Day 4 in St Anton am Arlberg – A Final Vista and Final Farewell
This was the last day of the trip. We went up the Valluga lift to get some photos of the stunning scenery; the views that stretch to the mountains in the distance covered with sparkling white snow, a stark contrast against the brilliant blue sky.Two Monkeys Travel – St Anton am Arlberg, Austria – Valluga Lift
The top of Valluga 1 lift is the start of the famous Weisse Rausch or White Rush course. This takes place in April every year with up to 500 participants. Everyone starts at once so you can imagine how crowded the course is and how important it is to get ahead quickly. The course is 9km long and goes from a height of 2,657 metres to 1,306 metres with the quickest participants finishing the course in less than 8 minutes.
Lunch was at the new Himmeleck restaurant at the top of the Gampen and Nasserein lifts above St Anton. As I had to leave to drive back to Munich I had a quick lunch of Consommé mit Dreierlei Knodel , 3 different dumplings of spinach, beetroot and cheese in a thin beef stock, before skiing back into town and reluctantly missing what promised to a be a great afternoon of skiing in the spring sunshine.
St Anton am Arlberg caters for a variety of ski holidays – for a family trip you have great nursery slopes to learn on, for non skiers in the group there are a variety of shops and cafes in town as well as the well equipped fitness centre (see list below for more non skiing options). For the more adventurous skiers there is an abundance of off-piste opportunities and for those where the après ski is just as important as the skiing, St Anton is well known for the lively après ski scene. If you haven’t been to St Anton before it’s definitely worth a visit.
P.S. Here are a few Non-skiing options in St Anton am Arlberg:
- Tobogganing – There’s a 4 km toboggan run from the Gampenplateau to the valley which takes 10 to 15 minutes and leads you down more than 500 meters height difference.
- Tandem paraglide from Kapall (2,300 m) to St. Anton am Arlberg.
- Walking – enjoy a winter walk into the enchanting Verwall valley or to Nasserein and St. Jakob
- Ice skating or curling
- Tennis, squash, bowling, climbing and bouldering are all available in the sports centre
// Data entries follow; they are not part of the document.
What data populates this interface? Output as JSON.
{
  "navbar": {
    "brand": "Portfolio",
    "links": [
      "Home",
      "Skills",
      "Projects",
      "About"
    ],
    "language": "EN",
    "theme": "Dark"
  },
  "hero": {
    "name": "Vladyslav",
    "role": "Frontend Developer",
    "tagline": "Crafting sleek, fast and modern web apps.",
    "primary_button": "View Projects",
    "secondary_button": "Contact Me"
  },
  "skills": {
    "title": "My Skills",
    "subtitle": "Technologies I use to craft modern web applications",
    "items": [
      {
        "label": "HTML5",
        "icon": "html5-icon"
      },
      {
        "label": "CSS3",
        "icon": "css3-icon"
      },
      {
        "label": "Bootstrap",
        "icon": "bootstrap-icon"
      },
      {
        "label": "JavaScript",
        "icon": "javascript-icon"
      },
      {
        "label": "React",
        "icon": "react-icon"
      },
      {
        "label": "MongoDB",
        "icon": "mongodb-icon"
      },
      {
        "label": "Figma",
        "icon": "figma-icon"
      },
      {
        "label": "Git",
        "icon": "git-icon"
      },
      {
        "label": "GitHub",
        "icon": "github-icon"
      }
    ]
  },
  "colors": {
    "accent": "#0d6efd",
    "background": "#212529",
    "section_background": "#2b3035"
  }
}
Horse-drawn sleigh ride through the romantic Verwall valley.
About the Author:
Jo Howe spent her early childhood in Malawi and Kenya with lots of family trips. Returned to the UK for school and university with a year in France in between, spending the summer by the beach in Moliets and the ski season learning to snowboard and working in Meribel. Since university, she have moved around the UK for work. Have spent the last 2 years living in Munich and working in Germany, France, Belgium and Italy making the most of being able to ski every weekend due to the proximity to the Austrian Alps and enjoying the warm summers in Munich.
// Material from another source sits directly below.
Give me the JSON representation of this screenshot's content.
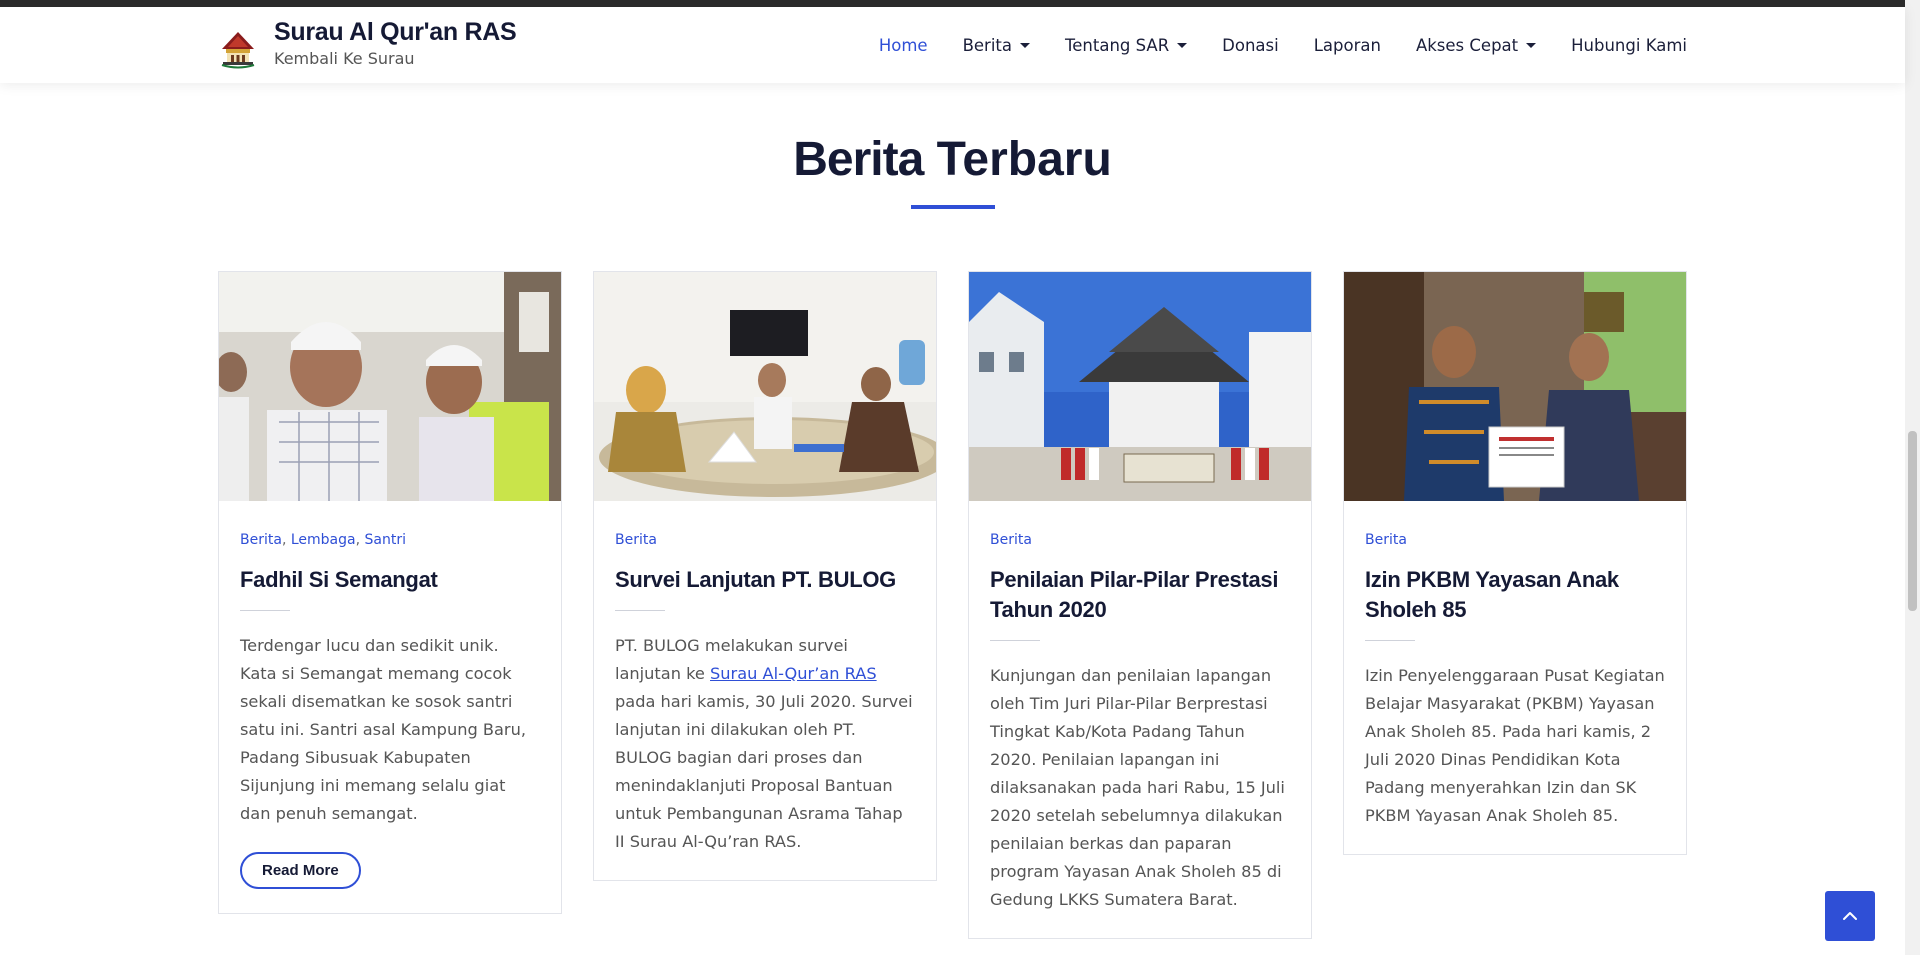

Thank you so much to Becky Horton, Anne, Miriam and their team for arranging this incredible trip! For more information about Tirol www.visittirol.co.